◆ **Exercise aim**: Pull every line with "JSON" from the entries below.

Website and app data records
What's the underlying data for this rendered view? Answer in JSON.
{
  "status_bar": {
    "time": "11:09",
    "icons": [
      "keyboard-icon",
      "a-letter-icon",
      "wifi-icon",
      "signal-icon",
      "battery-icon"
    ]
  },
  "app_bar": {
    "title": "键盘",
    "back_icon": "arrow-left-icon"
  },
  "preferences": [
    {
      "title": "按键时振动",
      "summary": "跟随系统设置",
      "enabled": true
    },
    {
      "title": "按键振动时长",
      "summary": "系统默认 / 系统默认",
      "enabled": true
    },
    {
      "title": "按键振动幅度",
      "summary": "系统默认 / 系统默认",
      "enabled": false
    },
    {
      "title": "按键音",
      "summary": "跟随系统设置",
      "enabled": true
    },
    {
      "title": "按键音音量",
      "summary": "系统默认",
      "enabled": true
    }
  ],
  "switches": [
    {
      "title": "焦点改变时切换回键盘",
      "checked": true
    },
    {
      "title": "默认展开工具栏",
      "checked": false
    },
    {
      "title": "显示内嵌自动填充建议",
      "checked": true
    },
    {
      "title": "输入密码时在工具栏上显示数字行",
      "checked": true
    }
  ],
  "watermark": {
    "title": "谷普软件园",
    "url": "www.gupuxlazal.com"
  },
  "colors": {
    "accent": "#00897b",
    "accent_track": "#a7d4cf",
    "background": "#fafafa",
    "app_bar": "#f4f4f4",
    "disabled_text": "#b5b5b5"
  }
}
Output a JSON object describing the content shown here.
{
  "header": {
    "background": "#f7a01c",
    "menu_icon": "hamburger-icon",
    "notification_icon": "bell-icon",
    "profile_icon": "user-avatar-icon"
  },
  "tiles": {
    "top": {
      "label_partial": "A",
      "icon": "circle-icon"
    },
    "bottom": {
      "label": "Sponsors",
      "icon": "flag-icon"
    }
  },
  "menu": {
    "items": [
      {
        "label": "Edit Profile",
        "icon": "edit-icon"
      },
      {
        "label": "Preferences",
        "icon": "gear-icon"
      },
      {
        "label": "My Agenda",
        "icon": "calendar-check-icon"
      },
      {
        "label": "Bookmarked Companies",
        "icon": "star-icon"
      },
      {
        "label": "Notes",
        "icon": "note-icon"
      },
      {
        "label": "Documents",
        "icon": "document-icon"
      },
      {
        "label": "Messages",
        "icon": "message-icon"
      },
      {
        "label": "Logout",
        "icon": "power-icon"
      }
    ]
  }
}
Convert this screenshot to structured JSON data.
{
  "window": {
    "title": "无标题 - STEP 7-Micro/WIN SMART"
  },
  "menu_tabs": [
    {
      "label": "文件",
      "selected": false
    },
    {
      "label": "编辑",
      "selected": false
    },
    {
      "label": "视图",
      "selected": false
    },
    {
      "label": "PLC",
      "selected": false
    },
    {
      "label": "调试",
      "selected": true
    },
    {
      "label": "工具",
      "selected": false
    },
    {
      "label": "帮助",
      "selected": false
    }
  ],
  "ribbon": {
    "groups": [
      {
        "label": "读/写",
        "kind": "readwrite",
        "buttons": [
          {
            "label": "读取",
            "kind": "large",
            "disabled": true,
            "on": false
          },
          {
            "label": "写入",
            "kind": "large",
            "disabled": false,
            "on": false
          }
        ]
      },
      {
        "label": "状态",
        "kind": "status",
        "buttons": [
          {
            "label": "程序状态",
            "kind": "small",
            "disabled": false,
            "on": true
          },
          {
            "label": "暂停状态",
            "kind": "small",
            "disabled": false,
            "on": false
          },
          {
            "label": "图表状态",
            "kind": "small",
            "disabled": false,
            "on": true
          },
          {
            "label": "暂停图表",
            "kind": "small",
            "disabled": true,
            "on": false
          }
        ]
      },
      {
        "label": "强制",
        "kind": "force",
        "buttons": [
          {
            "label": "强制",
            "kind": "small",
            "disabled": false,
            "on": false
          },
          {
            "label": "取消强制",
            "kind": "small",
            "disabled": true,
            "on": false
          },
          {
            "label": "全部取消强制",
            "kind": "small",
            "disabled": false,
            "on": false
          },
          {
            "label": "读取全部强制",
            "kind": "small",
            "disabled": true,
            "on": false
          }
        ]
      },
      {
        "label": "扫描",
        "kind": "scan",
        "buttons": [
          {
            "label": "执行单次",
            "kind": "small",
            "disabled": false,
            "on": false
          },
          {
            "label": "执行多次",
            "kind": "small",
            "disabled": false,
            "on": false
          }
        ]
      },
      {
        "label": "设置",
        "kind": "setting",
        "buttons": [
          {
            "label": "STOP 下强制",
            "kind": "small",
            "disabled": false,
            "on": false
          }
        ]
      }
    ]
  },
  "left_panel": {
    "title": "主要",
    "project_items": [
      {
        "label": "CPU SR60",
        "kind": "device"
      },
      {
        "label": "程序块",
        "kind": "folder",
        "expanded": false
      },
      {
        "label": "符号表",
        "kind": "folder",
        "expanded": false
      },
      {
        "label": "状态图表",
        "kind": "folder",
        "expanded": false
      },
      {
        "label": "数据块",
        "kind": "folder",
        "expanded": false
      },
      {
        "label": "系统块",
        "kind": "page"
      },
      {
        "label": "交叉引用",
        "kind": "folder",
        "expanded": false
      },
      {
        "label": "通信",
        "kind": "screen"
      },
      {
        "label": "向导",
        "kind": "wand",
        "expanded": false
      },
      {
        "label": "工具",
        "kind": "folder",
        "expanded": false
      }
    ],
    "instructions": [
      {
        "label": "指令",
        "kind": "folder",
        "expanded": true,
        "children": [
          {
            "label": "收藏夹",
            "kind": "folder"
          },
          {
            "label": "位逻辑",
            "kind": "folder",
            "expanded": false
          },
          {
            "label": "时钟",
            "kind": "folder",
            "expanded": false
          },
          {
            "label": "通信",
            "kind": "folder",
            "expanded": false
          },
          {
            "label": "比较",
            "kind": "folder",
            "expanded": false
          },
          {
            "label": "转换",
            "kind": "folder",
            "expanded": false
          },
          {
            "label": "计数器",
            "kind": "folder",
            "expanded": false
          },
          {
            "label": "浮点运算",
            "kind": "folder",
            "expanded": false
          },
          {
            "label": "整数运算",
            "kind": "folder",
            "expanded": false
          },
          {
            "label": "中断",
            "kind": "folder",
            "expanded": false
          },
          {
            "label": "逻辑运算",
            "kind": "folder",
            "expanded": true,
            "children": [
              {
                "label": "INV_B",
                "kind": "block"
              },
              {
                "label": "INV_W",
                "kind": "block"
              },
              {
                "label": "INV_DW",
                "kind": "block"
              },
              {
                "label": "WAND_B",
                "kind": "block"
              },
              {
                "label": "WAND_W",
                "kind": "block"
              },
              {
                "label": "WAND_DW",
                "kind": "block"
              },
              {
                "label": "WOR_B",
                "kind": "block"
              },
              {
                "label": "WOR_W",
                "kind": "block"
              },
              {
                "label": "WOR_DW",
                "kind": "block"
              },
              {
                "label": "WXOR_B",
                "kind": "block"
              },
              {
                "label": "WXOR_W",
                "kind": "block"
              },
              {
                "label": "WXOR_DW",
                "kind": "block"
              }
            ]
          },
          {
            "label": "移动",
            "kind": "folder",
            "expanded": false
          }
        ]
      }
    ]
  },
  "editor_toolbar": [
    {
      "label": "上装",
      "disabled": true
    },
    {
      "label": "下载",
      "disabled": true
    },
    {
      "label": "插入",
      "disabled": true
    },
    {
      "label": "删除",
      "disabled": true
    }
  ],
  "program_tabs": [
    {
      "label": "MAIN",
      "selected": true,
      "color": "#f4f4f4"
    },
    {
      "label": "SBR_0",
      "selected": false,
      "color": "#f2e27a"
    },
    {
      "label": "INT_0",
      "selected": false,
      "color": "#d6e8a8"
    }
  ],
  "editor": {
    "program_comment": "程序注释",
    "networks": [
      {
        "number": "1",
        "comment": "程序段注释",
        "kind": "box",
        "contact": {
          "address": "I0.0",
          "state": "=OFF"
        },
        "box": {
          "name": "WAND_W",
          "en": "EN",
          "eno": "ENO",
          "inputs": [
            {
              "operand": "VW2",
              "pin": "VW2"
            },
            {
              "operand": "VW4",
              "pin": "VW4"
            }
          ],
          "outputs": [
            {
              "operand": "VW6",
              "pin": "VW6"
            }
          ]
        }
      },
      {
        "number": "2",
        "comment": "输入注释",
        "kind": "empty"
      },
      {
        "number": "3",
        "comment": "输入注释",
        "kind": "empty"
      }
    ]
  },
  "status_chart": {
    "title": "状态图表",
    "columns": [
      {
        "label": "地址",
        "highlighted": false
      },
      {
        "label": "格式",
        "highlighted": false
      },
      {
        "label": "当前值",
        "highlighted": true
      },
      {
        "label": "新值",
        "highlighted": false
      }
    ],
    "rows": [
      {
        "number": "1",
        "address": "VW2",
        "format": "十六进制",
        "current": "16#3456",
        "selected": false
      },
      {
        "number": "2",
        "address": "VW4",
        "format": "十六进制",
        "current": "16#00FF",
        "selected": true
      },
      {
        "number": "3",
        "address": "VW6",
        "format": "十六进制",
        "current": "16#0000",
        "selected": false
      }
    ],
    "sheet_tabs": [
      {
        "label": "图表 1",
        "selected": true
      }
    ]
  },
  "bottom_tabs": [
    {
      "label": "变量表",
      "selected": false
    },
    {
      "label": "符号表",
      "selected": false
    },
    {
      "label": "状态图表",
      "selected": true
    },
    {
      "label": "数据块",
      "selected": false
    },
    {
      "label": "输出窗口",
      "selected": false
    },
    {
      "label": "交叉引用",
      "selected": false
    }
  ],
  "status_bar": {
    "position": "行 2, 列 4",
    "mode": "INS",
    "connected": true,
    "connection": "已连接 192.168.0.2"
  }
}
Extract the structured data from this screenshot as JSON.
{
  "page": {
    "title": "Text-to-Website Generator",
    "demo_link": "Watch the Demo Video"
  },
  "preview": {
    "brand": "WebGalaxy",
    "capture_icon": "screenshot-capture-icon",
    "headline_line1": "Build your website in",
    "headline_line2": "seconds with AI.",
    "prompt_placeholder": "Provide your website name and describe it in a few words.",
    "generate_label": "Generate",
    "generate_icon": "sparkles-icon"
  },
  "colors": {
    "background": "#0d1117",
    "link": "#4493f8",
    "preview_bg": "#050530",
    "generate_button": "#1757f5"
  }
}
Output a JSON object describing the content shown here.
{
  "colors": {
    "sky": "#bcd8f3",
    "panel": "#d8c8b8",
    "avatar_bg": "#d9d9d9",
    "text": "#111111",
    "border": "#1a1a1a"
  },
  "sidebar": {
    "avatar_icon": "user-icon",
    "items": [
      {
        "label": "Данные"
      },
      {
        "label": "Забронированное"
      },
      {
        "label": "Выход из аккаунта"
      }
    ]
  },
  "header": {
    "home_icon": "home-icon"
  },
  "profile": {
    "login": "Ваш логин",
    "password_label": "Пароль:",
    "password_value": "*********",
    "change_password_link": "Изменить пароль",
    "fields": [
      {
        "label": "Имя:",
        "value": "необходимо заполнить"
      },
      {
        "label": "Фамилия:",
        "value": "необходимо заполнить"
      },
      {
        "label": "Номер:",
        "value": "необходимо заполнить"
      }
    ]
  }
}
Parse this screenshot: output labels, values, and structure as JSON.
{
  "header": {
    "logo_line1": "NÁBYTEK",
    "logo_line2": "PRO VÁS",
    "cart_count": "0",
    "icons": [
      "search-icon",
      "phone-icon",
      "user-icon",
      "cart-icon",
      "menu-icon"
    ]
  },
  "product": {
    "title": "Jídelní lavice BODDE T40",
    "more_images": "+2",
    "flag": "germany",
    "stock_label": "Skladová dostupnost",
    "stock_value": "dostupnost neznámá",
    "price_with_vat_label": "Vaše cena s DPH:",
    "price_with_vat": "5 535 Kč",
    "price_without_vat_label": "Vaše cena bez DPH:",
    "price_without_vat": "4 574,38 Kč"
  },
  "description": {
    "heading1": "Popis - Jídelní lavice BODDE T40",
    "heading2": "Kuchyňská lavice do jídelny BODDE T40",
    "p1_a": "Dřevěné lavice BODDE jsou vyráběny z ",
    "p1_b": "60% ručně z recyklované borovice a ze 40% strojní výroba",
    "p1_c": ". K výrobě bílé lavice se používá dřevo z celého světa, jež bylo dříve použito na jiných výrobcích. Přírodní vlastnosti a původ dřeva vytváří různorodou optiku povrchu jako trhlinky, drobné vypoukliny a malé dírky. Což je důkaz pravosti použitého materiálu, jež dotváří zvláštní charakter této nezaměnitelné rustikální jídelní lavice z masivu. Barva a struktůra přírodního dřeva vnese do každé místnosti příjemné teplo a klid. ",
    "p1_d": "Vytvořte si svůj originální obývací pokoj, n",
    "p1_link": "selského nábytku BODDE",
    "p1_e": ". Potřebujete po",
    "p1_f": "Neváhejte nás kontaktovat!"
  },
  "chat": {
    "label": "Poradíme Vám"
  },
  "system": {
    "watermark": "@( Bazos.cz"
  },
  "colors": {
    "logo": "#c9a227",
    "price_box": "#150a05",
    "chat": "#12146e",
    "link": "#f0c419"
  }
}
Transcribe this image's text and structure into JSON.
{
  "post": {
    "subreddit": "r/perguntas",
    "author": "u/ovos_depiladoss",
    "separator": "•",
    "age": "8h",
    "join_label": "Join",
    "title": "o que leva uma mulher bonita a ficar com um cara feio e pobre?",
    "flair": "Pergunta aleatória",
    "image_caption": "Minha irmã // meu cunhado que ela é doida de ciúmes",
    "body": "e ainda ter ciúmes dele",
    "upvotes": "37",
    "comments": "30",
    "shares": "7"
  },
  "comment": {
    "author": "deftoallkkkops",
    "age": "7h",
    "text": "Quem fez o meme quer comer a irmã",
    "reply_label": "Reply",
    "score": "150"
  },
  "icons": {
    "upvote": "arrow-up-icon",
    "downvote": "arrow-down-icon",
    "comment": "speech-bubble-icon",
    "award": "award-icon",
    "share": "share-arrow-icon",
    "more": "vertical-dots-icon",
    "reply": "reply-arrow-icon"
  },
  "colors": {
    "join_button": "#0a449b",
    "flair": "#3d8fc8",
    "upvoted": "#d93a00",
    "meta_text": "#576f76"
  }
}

◆ **Completed task**:
What's the underlying data for this rendered view? Answer in JSON.
Output a JSON object describing the content shown here.
Convert this screenshot to structured JSON data.
Extract the structured data from this screenshot as JSON.
Output a JSON object describing the content shown here.
Parse this screenshot: output labels, values, and structure as JSON.
Transcribe this image's text and structure into JSON.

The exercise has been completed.